President Barack Obama’s Wednesday afternoon visit
to Facebook
, the grandfather of the social networking biz, showed that his
team has grasped political truism that has eluded many California campaigns:
Bucks ain’t ballots.

Now it’s true the president reportedly plans to raise a
breathtaking $1 billion for his effort to win four more years in the White
House and yes, that’s billion with a "b."

And since no one in the campaign business has ever suggested
that "Big Daddy" Jesse Unruh’s observation that "money is the mother’s milk of
politics" is any less valid now than when the former Assembly speaker made it
in 1966, the $35,800-a-napkin dinner he had with 60 of his closest friends
Wednesday night in San Francisco was a pleasant reminder of why it’s good to be
the president.

But as Meg Whitman ($178 million for her governor’s race)
and PG&E ($46 million for last June’s Prop. 16) discovered, all the cash in
the world won’t help a campaign that can’t rally the troops. Which is why the
Facebook stop was likely the most important event on a presidential trip this
week that’s expected to shake the California money tree for $7 million in

There weren’t any surprises in what the president said: the
GOP budget plan is "fairly radical," the country’s "been through tougher times
before" and gee, isn’t it great that all the young people who use Facebook want
to get on-board my campaign and vote for me in 2012.

Well, maybe he didn’t say the last part in so many words,
but the picture of Obama standing next to 26-year-old Mark Zuckerberg, the
site’s founder and CEO, and taking questions from some of the more than 40,000
Facebook users who signed up for the on-line forum, is something that no amount
of fundraising can buy.

For Obama’s people, it’s Politics 101. In 2008, a record
number of young and first-time voters showed up at the polls and the Chicago
senator won a historic victory. In 2010, when Obama wasn’t on the ballot, those
same voters stayed home and Democrats were trounced across the country, present
state excluded.

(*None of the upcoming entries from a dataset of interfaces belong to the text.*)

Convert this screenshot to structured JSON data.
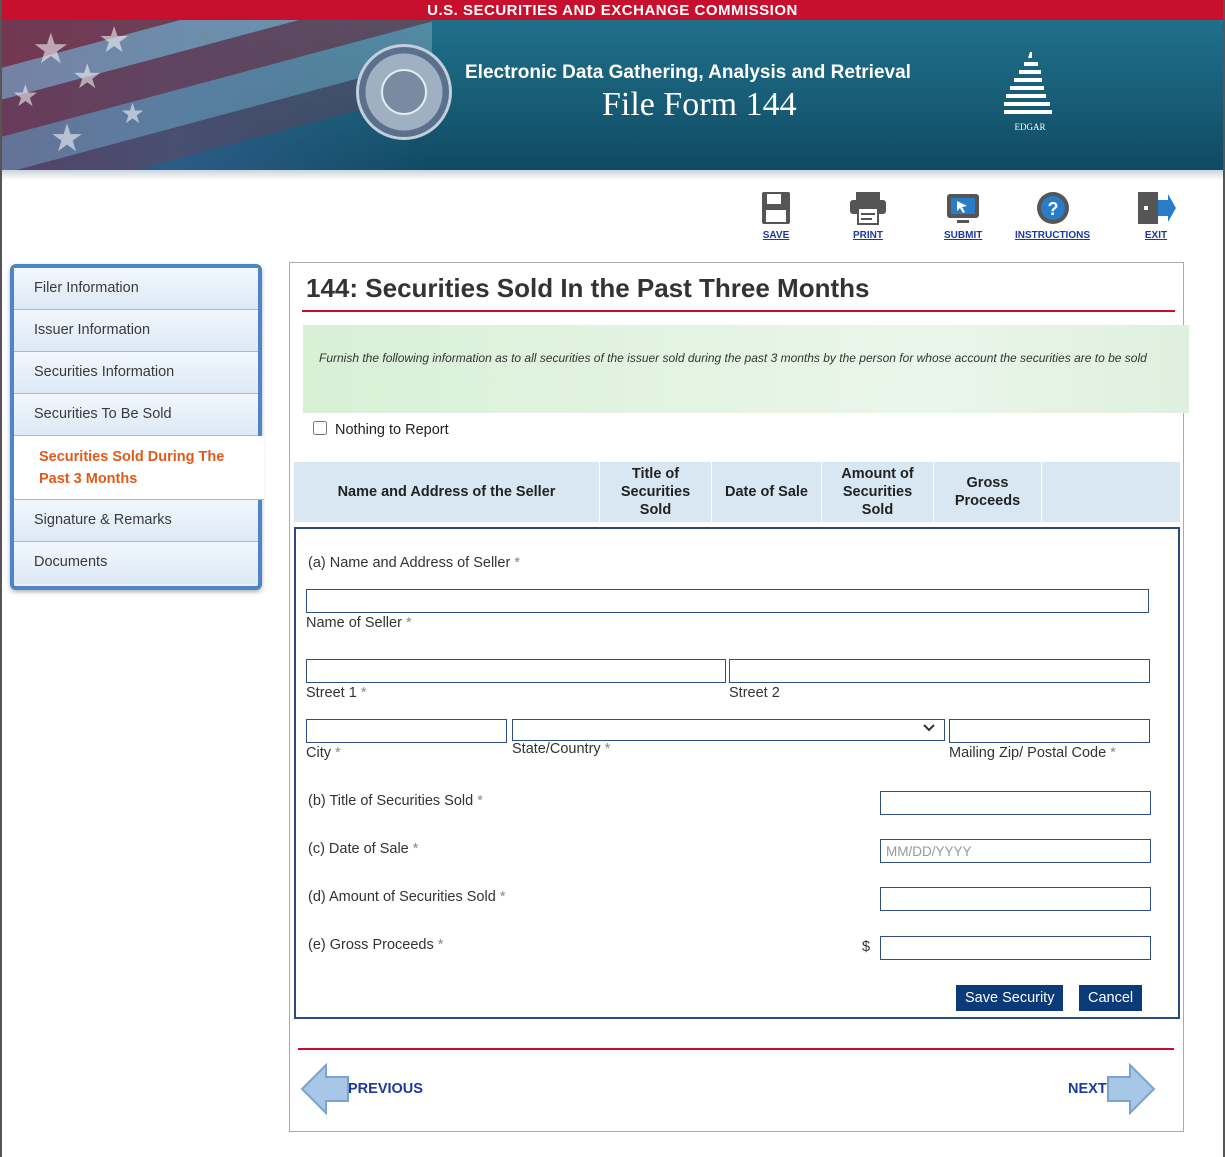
{
  "header": {
    "agency": "U.S. SECURITIES AND EXCHANGE COMMISSION",
    "subtitle": "Electronic Data Gathering, Analysis and Retrieval",
    "title": "File Form 144",
    "logo_text": "EDGAR"
  },
  "toolbar": [
    {
      "label": "SAVE",
      "icon": "floppy-disk-icon"
    },
    {
      "label": "PRINT",
      "icon": "printer-icon"
    },
    {
      "label": "SUBMIT",
      "icon": "monitor-submit-icon"
    },
    {
      "label": "INSTRUCTIONS",
      "icon": "question-circle-icon"
    },
    {
      "label": "EXIT",
      "icon": "exit-door-icon"
    }
  ],
  "sidebar": {
    "items": [
      {
        "label": "Filer Information"
      },
      {
        "label": "Issuer Information"
      },
      {
        "label": "Securities Information"
      },
      {
        "label": "Securities To Be Sold"
      },
      {
        "label": "Securities Sold During The Past 3 Months",
        "active": true
      },
      {
        "label": "Signature & Remarks"
      },
      {
        "label": "Documents"
      }
    ]
  },
  "main": {
    "title": "144: Securities Sold In the Past Three Months",
    "info": "Furnish the following information as to all securities of the issuer sold during the past 3 months by the person for whose account the securities are to be sold",
    "nothing_to_report": "Nothing to Report",
    "table_headers": [
      "Name and Address of the Seller",
      "Title of Securities Sold",
      "Date of Sale",
      "Amount of Securities Sold",
      "Gross Proceeds",
      ""
    ],
    "form": {
      "a_label": "(a)  Name and Address of Seller",
      "name_of_seller": "Name of Seller",
      "street1": "Street 1",
      "street2": "Street 2",
      "city": "City",
      "state_country": "State/Country",
      "zip": "Mailing Zip/ Postal Code",
      "b_label": "(b)  Title of Securities Sold",
      "c_label": "(c)  Date of Sale",
      "date_placeholder": "MM/DD/YYYY",
      "d_label": "(d)  Amount of Securities Sold",
      "e_label": "(e)  Gross Proceeds",
      "currency": "$",
      "required_mark": "*",
      "save_button": "Save Security",
      "cancel_button": "Cancel"
    },
    "nav": {
      "previous": "PREVIOUS",
      "next": "NEXT"
    }
  }
}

If those "casual" voters show up for Obama 18 months from
now, it’s "Hail to the Chief" all over again. If they don’t, well let’s say
Democratic strategists don’t want to go there.

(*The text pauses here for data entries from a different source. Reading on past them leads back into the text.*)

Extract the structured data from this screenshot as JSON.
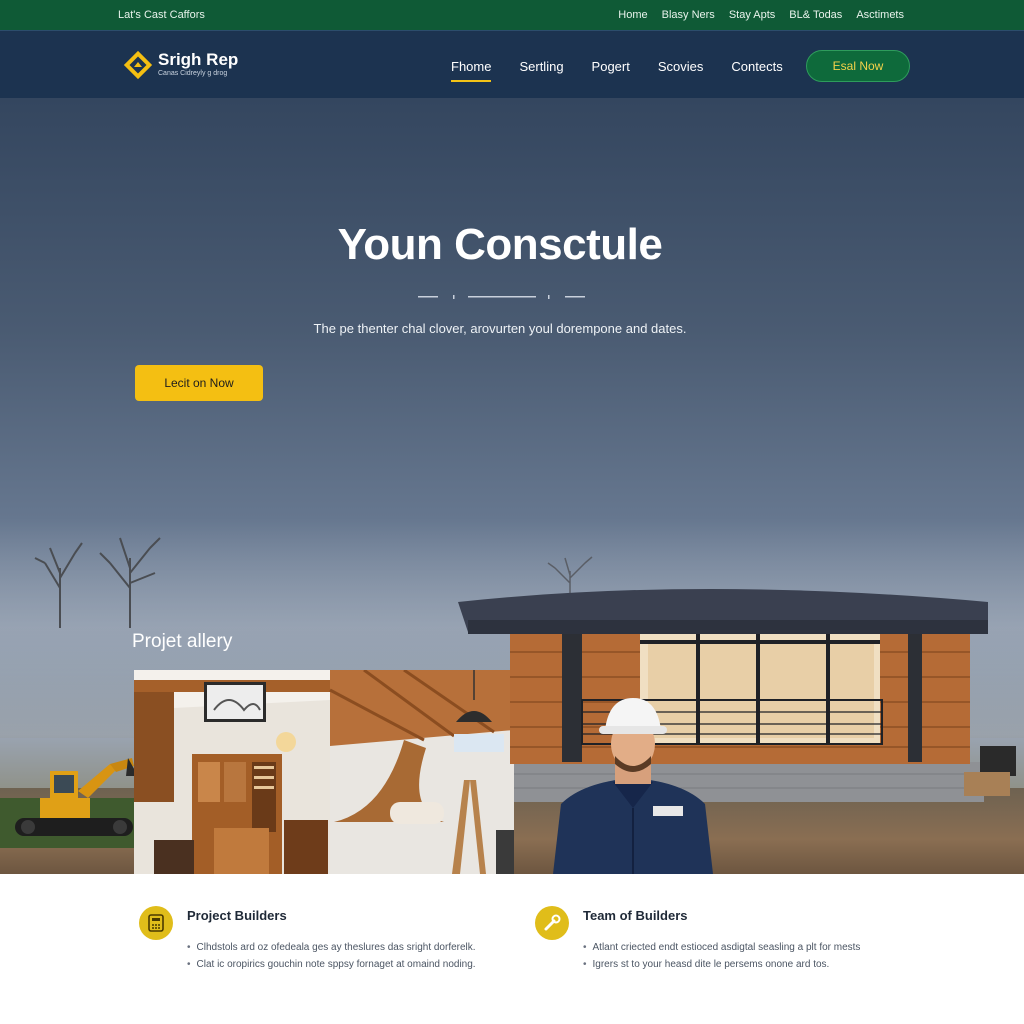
{
  "topbar": {
    "left_text": "Lat's Cast Caffors",
    "links": [
      "Home",
      "Blasy Ners",
      "Stay Apts",
      "BL& Todas",
      "Asctimets"
    ]
  },
  "brand": {
    "name": "Srigh Rep",
    "tagline": "Canas Cidreyly g drog"
  },
  "nav": {
    "links": [
      "Fhome",
      "Sertling",
      "Pogert",
      "Scovies",
      "Contects"
    ],
    "active_index": 0,
    "cta": "Esal Now"
  },
  "hero": {
    "title": "Youn Consctule",
    "subtitle": "The pe thenter chal clover, arovurten youl dorempone and dates.",
    "button": "Lecit on Now",
    "gallery_title": "Projet allery"
  },
  "features": [
    {
      "icon": "calculator-icon",
      "title": "Project Builders",
      "bullets": [
        "Clhdstols ard oz ofedeala ges ay theslures das sright dorferelk.",
        "Clat ic oropirics gouchin note sppsy fornaget at omaind noding."
      ]
    },
    {
      "icon": "wrench-icon",
      "title": "Team of Builders",
      "bullets": [
        "Atlant criected endt estioced asdigtal seasling a plt for mests",
        "Igrers st to your heasd dite le persems onone ard tos."
      ]
    }
  ],
  "colors": {
    "topbar": "#0f5a36",
    "navbar": "#1c3350",
    "accent_yellow": "#f4bf12",
    "cta_green": "#0e6a3b"
  }
}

So even though the 2012 election is more than a
year-and-a-half away, it’s time for the Democrats to start revving up the
troops. But when it comes to young voters, Team Obama has to first find them
before they can connect with them.

So the president does a high-profile event at Facebook,
hoping to reach an audience that a CNN interview, Newsweek cover or a New York
Times feature story will never catch. And it’s a guarantee that social media
sites like Facebook, Twitter, YouTube, Flikr and Digg will be playing a much
more visible role as Democrats and Republicans try desperately to attract
voters who actually know what those sites are.

Again, no one’s saying the money doesn’t matter in politics,
but the typical locked-in, blinkers-on focus on raising those dollars can miss
the point of why you’re running the campaign in the first place.

At a Monday night Commonwealth
Club panel
on the future of political reform in California (Full disclosure:
I was moderator of the San Francisco event), Lenny Mendonca, a member of the
Leadership Council for California Forward, was lamenting the failure of the
proposed constitutional convention to make the state ballot last year.

Groups backing the reform effort ran out of money before
they could even make a serious effort to gather the signatures needed for the
initiative campaign.

Any new effort to put that convention vote on the ballot
should start with building grassroots excitement and support for the plan
before worrying about raising the money for the campaign, said Mendonca.

"If you can find a million supporters, then everyone can get
just one friend, sign the petitions and you’re on the ballot."

That’s way easier said than done, but it’s a point that
matters: supporters first, money second. Because, as Obama and his political
team realize, without the one, the other doesn’t much matter.

John Wildermuth is a
longtime writer on California politics.